These past twelve months will go down as a bad year for vehicle sales in the province of Malaga, including the Costa del Sol. Although there are a few days left of December still to go, sales to private individuals up to November were down 16.7 per cent year-on-year. At just over 18,000 vehicles sold, it's one of the lowest figures in recent times.
When company vehicles and those bought by the dealerships themselves are added in, the total rises to 25,652, 11.7 per cent less.
In an analysis carried out by SUR, talking to members of the industry in the province, the reason for the decline appears to be down to a number of factors. Will diesel be scrapped? Will electric cars triumph? Other reasons include fears over job security, growing lack of interest among younger generations in having a car and also a fall in birthrate.

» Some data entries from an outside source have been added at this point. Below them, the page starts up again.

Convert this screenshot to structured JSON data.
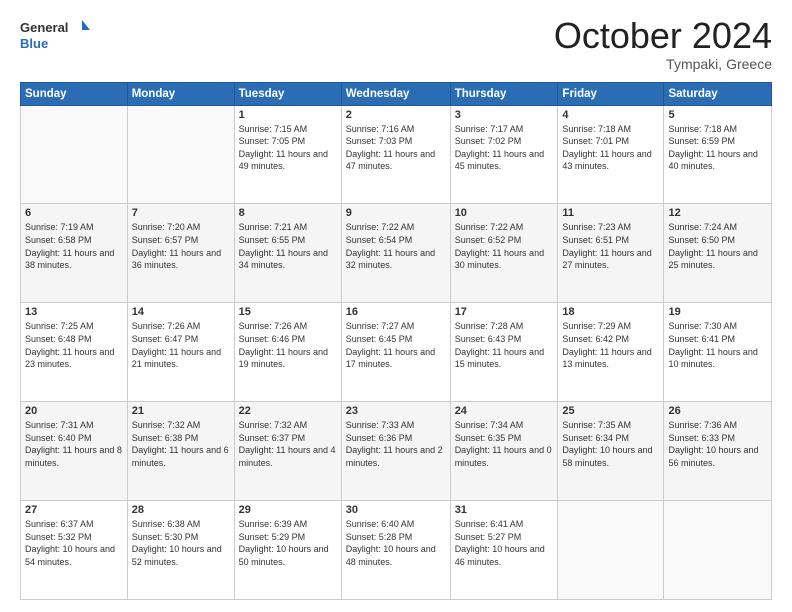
{
  "header": {
    "logo_general": "General",
    "logo_blue": "Blue",
    "month": "October 2024",
    "location": "Tympaki, Greece"
  },
  "days_of_week": [
    "Sunday",
    "Monday",
    "Tuesday",
    "Wednesday",
    "Thursday",
    "Friday",
    "Saturday"
  ],
  "weeks": [
    [
      {
        "day": "",
        "info": ""
      },
      {
        "day": "",
        "info": ""
      },
      {
        "day": "1",
        "info": "Sunrise: 7:15 AM\nSunset: 7:05 PM\nDaylight: 11 hours and 49 minutes."
      },
      {
        "day": "2",
        "info": "Sunrise: 7:16 AM\nSunset: 7:03 PM\nDaylight: 11 hours and 47 minutes."
      },
      {
        "day": "3",
        "info": "Sunrise: 7:17 AM\nSunset: 7:02 PM\nDaylight: 11 hours and 45 minutes."
      },
      {
        "day": "4",
        "info": "Sunrise: 7:18 AM\nSunset: 7:01 PM\nDaylight: 11 hours and 43 minutes."
      },
      {
        "day": "5",
        "info": "Sunrise: 7:18 AM\nSunset: 6:59 PM\nDaylight: 11 hours and 40 minutes."
      }
    ],
    [
      {
        "day": "6",
        "info": "Sunrise: 7:19 AM\nSunset: 6:58 PM\nDaylight: 11 hours and 38 minutes."
      },
      {
        "day": "7",
        "info": "Sunrise: 7:20 AM\nSunset: 6:57 PM\nDaylight: 11 hours and 36 minutes."
      },
      {
        "day": "8",
        "info": "Sunrise: 7:21 AM\nSunset: 6:55 PM\nDaylight: 11 hours and 34 minutes."
      },
      {
        "day": "9",
        "info": "Sunrise: 7:22 AM\nSunset: 6:54 PM\nDaylight: 11 hours and 32 minutes."
      },
      {
        "day": "10",
        "info": "Sunrise: 7:22 AM\nSunset: 6:52 PM\nDaylight: 11 hours and 30 minutes."
      },
      {
        "day": "11",
        "info": "Sunrise: 7:23 AM\nSunset: 6:51 PM\nDaylight: 11 hours and 27 minutes."
      },
      {
        "day": "12",
        "info": "Sunrise: 7:24 AM\nSunset: 6:50 PM\nDaylight: 11 hours and 25 minutes."
      }
    ],
    [
      {
        "day": "13",
        "info": "Sunrise: 7:25 AM\nSunset: 6:48 PM\nDaylight: 11 hours and 23 minutes."
      },
      {
        "day": "14",
        "info": "Sunrise: 7:26 AM\nSunset: 6:47 PM\nDaylight: 11 hours and 21 minutes."
      },
      {
        "day": "15",
        "info": "Sunrise: 7:26 AM\nSunset: 6:46 PM\nDaylight: 11 hours and 19 minutes."
      },
      {
        "day": "16",
        "info": "Sunrise: 7:27 AM\nSunset: 6:45 PM\nDaylight: 11 hours and 17 minutes."
      },
      {
        "day": "17",
        "info": "Sunrise: 7:28 AM\nSunset: 6:43 PM\nDaylight: 11 hours and 15 minutes."
      },
      {
        "day": "18",
        "info": "Sunrise: 7:29 AM\nSunset: 6:42 PM\nDaylight: 11 hours and 13 minutes."
      },
      {
        "day": "19",
        "info": "Sunrise: 7:30 AM\nSunset: 6:41 PM\nDaylight: 11 hours and 10 minutes."
      }
    ],
    [
      {
        "day": "20",
        "info": "Sunrise: 7:31 AM\nSunset: 6:40 PM\nDaylight: 11 hours and 8 minutes."
      },
      {
        "day": "21",
        "info": "Sunrise: 7:32 AM\nSunset: 6:38 PM\nDaylight: 11 hours and 6 minutes."
      },
      {
        "day": "22",
        "info": "Sunrise: 7:32 AM\nSunset: 6:37 PM\nDaylight: 11 hours and 4 minutes."
      },
      {
        "day": "23",
        "info": "Sunrise: 7:33 AM\nSunset: 6:36 PM\nDaylight: 11 hours and 2 minutes."
      },
      {
        "day": "24",
        "info": "Sunrise: 7:34 AM\nSunset: 6:35 PM\nDaylight: 11 hours and 0 minutes."
      },
      {
        "day": "25",
        "info": "Sunrise: 7:35 AM\nSunset: 6:34 PM\nDaylight: 10 hours and 58 minutes."
      },
      {
        "day": "26",
        "info": "Sunrise: 7:36 AM\nSunset: 6:33 PM\nDaylight: 10 hours and 56 minutes."
      }
    ],
    [
      {
        "day": "27",
        "info": "Sunrise: 6:37 AM\nSunset: 5:32 PM\nDaylight: 10 hours and 54 minutes."
      },
      {
        "day": "28",
        "info": "Sunrise: 6:38 AM\nSunset: 5:30 PM\nDaylight: 10 hours and 52 minutes."
      },
      {
        "day": "29",
        "info": "Sunrise: 6:39 AM\nSunset: 5:29 PM\nDaylight: 10 hours and 50 minutes."
      },
      {
        "day": "30",
        "info": "Sunrise: 6:40 AM\nSunset: 5:28 PM\nDaylight: 10 hours and 48 minutes."
      },
      {
        "day": "31",
        "info": "Sunrise: 6:41 AM\nSunset: 5:27 PM\nDaylight: 10 hours and 46 minutes."
      },
      {
        "day": "",
        "info": ""
      },
      {
        "day": "",
        "info": ""
      }
    ]
  ]
}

The decline is also being put down to improvements in public transport, more people using bikes or electric scooters and new online services, such as renting mopeds by the minute.
Decline doesn't make sense
The head of the association of local dealerships (AMA), Carlos Oliva, said that although there are long-term sociological factors at play, their impact is more gradual. Instead, he believes that people are just keeping their old cars longer. "There is pent-up demand; the cars on the road haven't been replaced, and the average age has gone up from seven to thirteen years, the second highest in Europe. People are still driving, but cars are getting older. It doesn't make sense."
Oliva called for the government to incentivise people to change their cars, as happened in the past. "They don't have to be electric. A 2019 petrol engine gives off 30 per cent less than ten years ago."